▶ [Task directions]
All lines with the word "icon" must be pulled from the entries below.

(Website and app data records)

● ● ● ●

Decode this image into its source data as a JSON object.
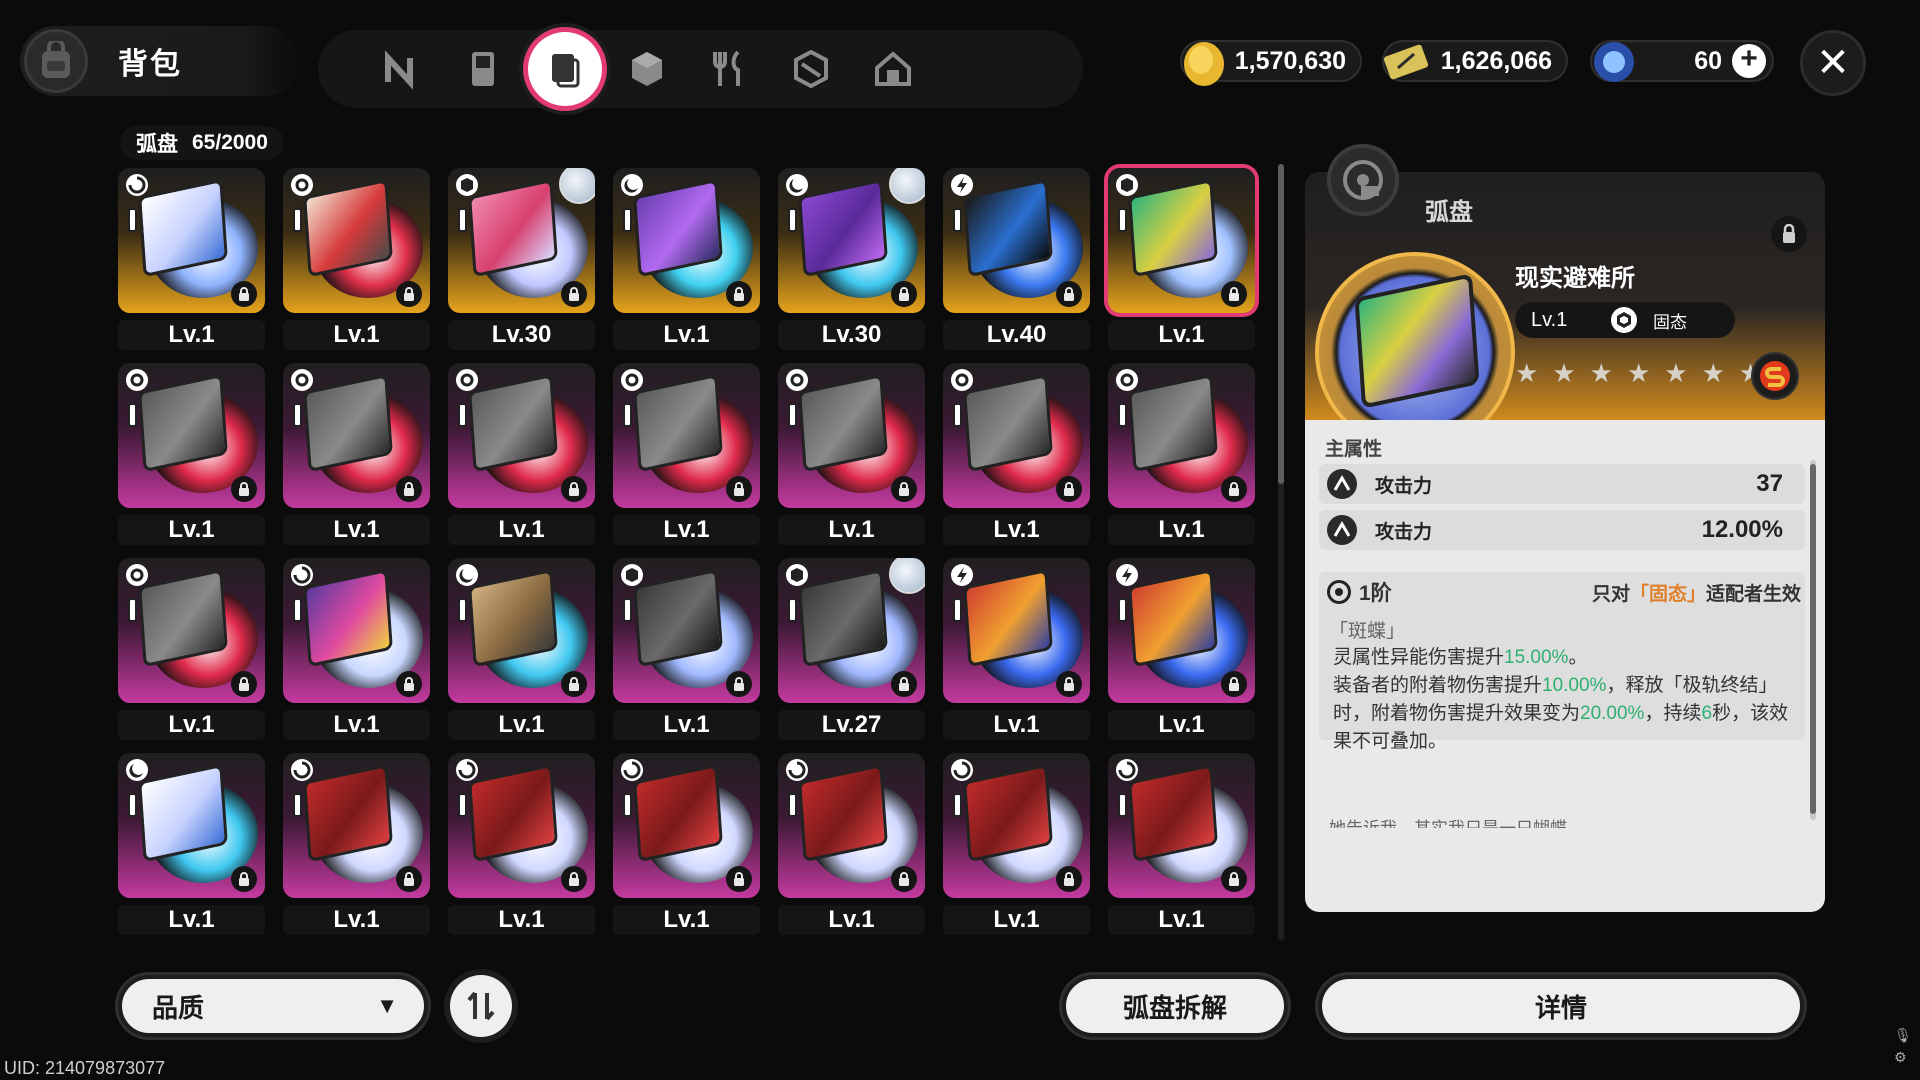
{
  "header": {
    "title": "背包",
    "tabs": [
      {
        "name": "tab-nte",
        "icon": "n-logo-icon",
        "active": false
      },
      {
        "name": "tab-gameboy",
        "icon": "handheld-console-icon",
        "active": false
      },
      {
        "name": "tab-disc",
        "icon": "arc-disc-icon",
        "active": true
      },
      {
        "name": "tab-box",
        "icon": "cube-icon",
        "active": false
      },
      {
        "name": "tab-food",
        "icon": "fork-knife-icon",
        "active": false
      },
      {
        "name": "tab-materials",
        "icon": "hexagon-package-icon",
        "active": false
      },
      {
        "name": "tab-home",
        "icon": "house-icon",
        "active": false
      }
    ],
    "currencies": [
      {
        "icon": "gold-coin-icon",
        "value": "1,570,630"
      },
      {
        "icon": "ticket-icon",
        "value": "1,626,066"
      },
      {
        "icon": "blue-crystal-icon",
        "value": "60",
        "plus": "+"
      }
    ],
    "close_label": "✕"
  },
  "inventory": {
    "category": "弧盘",
    "count": "65/2000"
  },
  "items": [
    {
      "lv": "Lv.1",
      "bg": "gold",
      "type": "spiral",
      "colors": [
        "#ffffff",
        "#c7d2ff",
        "#3b6fd6"
      ],
      "ring": "#8fb3ff",
      "avatar": false
    },
    {
      "lv": "Lv.1",
      "bg": "gold",
      "type": "gear",
      "colors": [
        "#f2e1d0",
        "#d63a3a",
        "#4a4a4a"
      ],
      "ring": "#e0304a",
      "avatar": false
    },
    {
      "lv": "Lv.30",
      "bg": "gold",
      "type": "cube",
      "colors": [
        "#f08ab0",
        "#d8406e",
        "#d9d9ff"
      ],
      "ring": "#c0c8ff",
      "avatar": true
    },
    {
      "lv": "Lv.1",
      "bg": "gold",
      "type": "crescent",
      "colors": [
        "#6a3fb0",
        "#b26af0",
        "#2c2c60"
      ],
      "ring": "#40d0f0",
      "avatar": false
    },
    {
      "lv": "Lv.30",
      "bg": "gold",
      "type": "crescent",
      "colors": [
        "#8a48d0",
        "#5a2a9a",
        "#c06af0"
      ],
      "ring": "#40c8f0",
      "avatar": true
    },
    {
      "lv": "Lv.40",
      "bg": "gold",
      "type": "bolt",
      "colors": [
        "#1a1a1a",
        "#2a6fd0",
        "#0a0a0a"
      ],
      "ring": "#3a7af0",
      "avatar": false
    },
    {
      "lv": "Lv.1",
      "bg": "gold",
      "type": "cube",
      "colors": [
        "#2fb57c",
        "#d9cf42",
        "#8a6bd6"
      ],
      "ring": "#a0c0ff",
      "avatar": false,
      "selected": true
    },
    {
      "lv": "Lv.1",
      "bg": "purple",
      "type": "gear",
      "colors": [
        "#5a5a5a",
        "#8a8a8a",
        "#2a2a2a"
      ],
      "ring": "#e02a4a",
      "avatar": false
    },
    {
      "lv": "Lv.1",
      "bg": "purple",
      "type": "gear",
      "colors": [
        "#5a5a5a",
        "#8a8a8a",
        "#2a2a2a"
      ],
      "ring": "#e02a4a",
      "avatar": false
    },
    {
      "lv": "Lv.1",
      "bg": "purple",
      "type": "gear",
      "colors": [
        "#5a5a5a",
        "#8a8a8a",
        "#2a2a2a"
      ],
      "ring": "#e02a4a",
      "avatar": false
    },
    {
      "lv": "Lv.1",
      "bg": "purple",
      "type": "gear",
      "colors": [
        "#5a5a5a",
        "#8a8a8a",
        "#2a2a2a"
      ],
      "ring": "#e02a4a",
      "avatar": false
    },
    {
      "lv": "Lv.1",
      "bg": "purple",
      "type": "gear",
      "colors": [
        "#5a5a5a",
        "#8a8a8a",
        "#2a2a2a"
      ],
      "ring": "#e02a4a",
      "avatar": false
    },
    {
      "lv": "Lv.1",
      "bg": "purple",
      "type": "gear",
      "colors": [
        "#5a5a5a",
        "#8a8a8a",
        "#2a2a2a"
      ],
      "ring": "#e02a4a",
      "avatar": false
    },
    {
      "lv": "Lv.1",
      "bg": "purple",
      "type": "gear",
      "colors": [
        "#5a5a5a",
        "#8a8a8a",
        "#2a2a2a"
      ],
      "ring": "#e02a4a",
      "avatar": false
    },
    {
      "lv": "Lv.1",
      "bg": "purple",
      "type": "gear",
      "colors": [
        "#5a5a5a",
        "#8a8a8a",
        "#2a2a2a"
      ],
      "ring": "#e02a4a",
      "avatar": false
    },
    {
      "lv": "Lv.1",
      "bg": "purple",
      "type": "spiral",
      "colors": [
        "#5a3aa0",
        "#e04aa0",
        "#f0d040"
      ],
      "ring": "#c8d8ff",
      "avatar": false
    },
    {
      "lv": "Lv.1",
      "bg": "purple",
      "type": "crescent",
      "colors": [
        "#d0b080",
        "#8a6a40",
        "#3a3a3a"
      ],
      "ring": "#40c8f0",
      "avatar": false
    },
    {
      "lv": "Lv.1",
      "bg": "purple",
      "type": "cube",
      "colors": [
        "#3a3a3a",
        "#6a6a6a",
        "#1a1a1a"
      ],
      "ring": "#a0b8ff",
      "avatar": false
    },
    {
      "lv": "Lv.27",
      "bg": "purple",
      "type": "cube",
      "colors": [
        "#3a3a3a",
        "#6a6a6a",
        "#1a1a1a"
      ],
      "ring": "#a0b8ff",
      "avatar": true
    },
    {
      "lv": "Lv.1",
      "bg": "purple",
      "type": "bolt",
      "colors": [
        "#d04030",
        "#f0a030",
        "#3040a0"
      ],
      "ring": "#3a6af0",
      "avatar": false
    },
    {
      "lv": "Lv.1",
      "bg": "purple",
      "type": "bolt",
      "colors": [
        "#d04030",
        "#f0a030",
        "#3040a0"
      ],
      "ring": "#3a6af0",
      "avatar": false
    },
    {
      "lv": "Lv.1",
      "bg": "purple",
      "type": "crescent",
      "colors": [
        "#ffffff",
        "#c7d2ff",
        "#3b6fd6"
      ],
      "ring": "#40c8f0",
      "avatar": false
    },
    {
      "lv": "Lv.1",
      "bg": "purple",
      "type": "spiral",
      "colors": [
        "#c02a2a",
        "#7a1a1a",
        "#e04040"
      ],
      "ring": "#d0d8ff",
      "avatar": false
    },
    {
      "lv": "Lv.1",
      "bg": "purple",
      "type": "spiral",
      "colors": [
        "#c02a2a",
        "#7a1a1a",
        "#e04040"
      ],
      "ring": "#d0d8ff",
      "avatar": false
    },
    {
      "lv": "Lv.1",
      "bg": "purple",
      "type": "spiral",
      "colors": [
        "#c02a2a",
        "#7a1a1a",
        "#e04040"
      ],
      "ring": "#d0d8ff",
      "avatar": false
    },
    {
      "lv": "Lv.1",
      "bg": "purple",
      "type": "spiral",
      "colors": [
        "#c02a2a",
        "#7a1a1a",
        "#e04040"
      ],
      "ring": "#d0d8ff",
      "avatar": false
    },
    {
      "lv": "Lv.1",
      "bg": "purple",
      "type": "spiral",
      "colors": [
        "#c02a2a",
        "#7a1a1a",
        "#e04040"
      ],
      "ring": "#d0d8ff",
      "avatar": false
    },
    {
      "lv": "Lv.1",
      "bg": "purple",
      "type": "spiral",
      "colors": [
        "#c02a2a",
        "#7a1a1a",
        "#e04040"
      ],
      "ring": "#d0d8ff",
      "avatar": false
    }
  ],
  "detail": {
    "category": "弧盘",
    "name": "现实避难所",
    "level": "Lv.1",
    "attribute": "固态",
    "stars": [
      "★",
      "★",
      "★",
      "★",
      "★",
      "★",
      "★"
    ],
    "rank_icon": "s-rank-icon",
    "main_attr_title": "主属性",
    "stats": [
      {
        "name": "攻击力",
        "value": "37"
      },
      {
        "name": "攻击力",
        "value": "12.00%"
      }
    ],
    "set_tier": "1阶",
    "set_cond_pre": "只对",
    "set_cond_hl": "「固态」",
    "set_cond_post": "适配者生效",
    "set_name": "「斑蝶」",
    "desc_1a": "灵属性异能伤害提升",
    "desc_1b": "15.00%",
    "desc_1c": "。",
    "desc_2a": "装备者的附着物伤害提升",
    "desc_2b": "10.00%",
    "desc_2c": "，释放「极轨终结」时，附着物伤害提升效果变为",
    "desc_2d": "20.00%",
    "desc_2e": "，持续",
    "desc_2f": "6",
    "desc_2g": "秒，该效果不可叠加。",
    "flavor": "她告诉我，其实我只是一只蝴蝶"
  },
  "footer": {
    "sort_label": "品质",
    "sort_arrow": "▼",
    "dismantle_label": "弧盘拆解",
    "details_label": "详情",
    "uid": "UID: 214079873077"
  }
}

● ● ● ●

▶ [Answer space]
        "icon": "n-logo-icon",
        "icon": "handheld-console-icon",
        "icon": "arc-disc-icon",
        "icon": "cube-icon",
        "icon": "fork-knife-icon",
        "icon": "hexagon-package-icon",
        "icon": "house-icon",
        "icon": "gold-coin-icon",
        "icon": "ticket-icon",
        "icon": "blue-crystal-icon",
    "rank_icon": "s-rank-icon",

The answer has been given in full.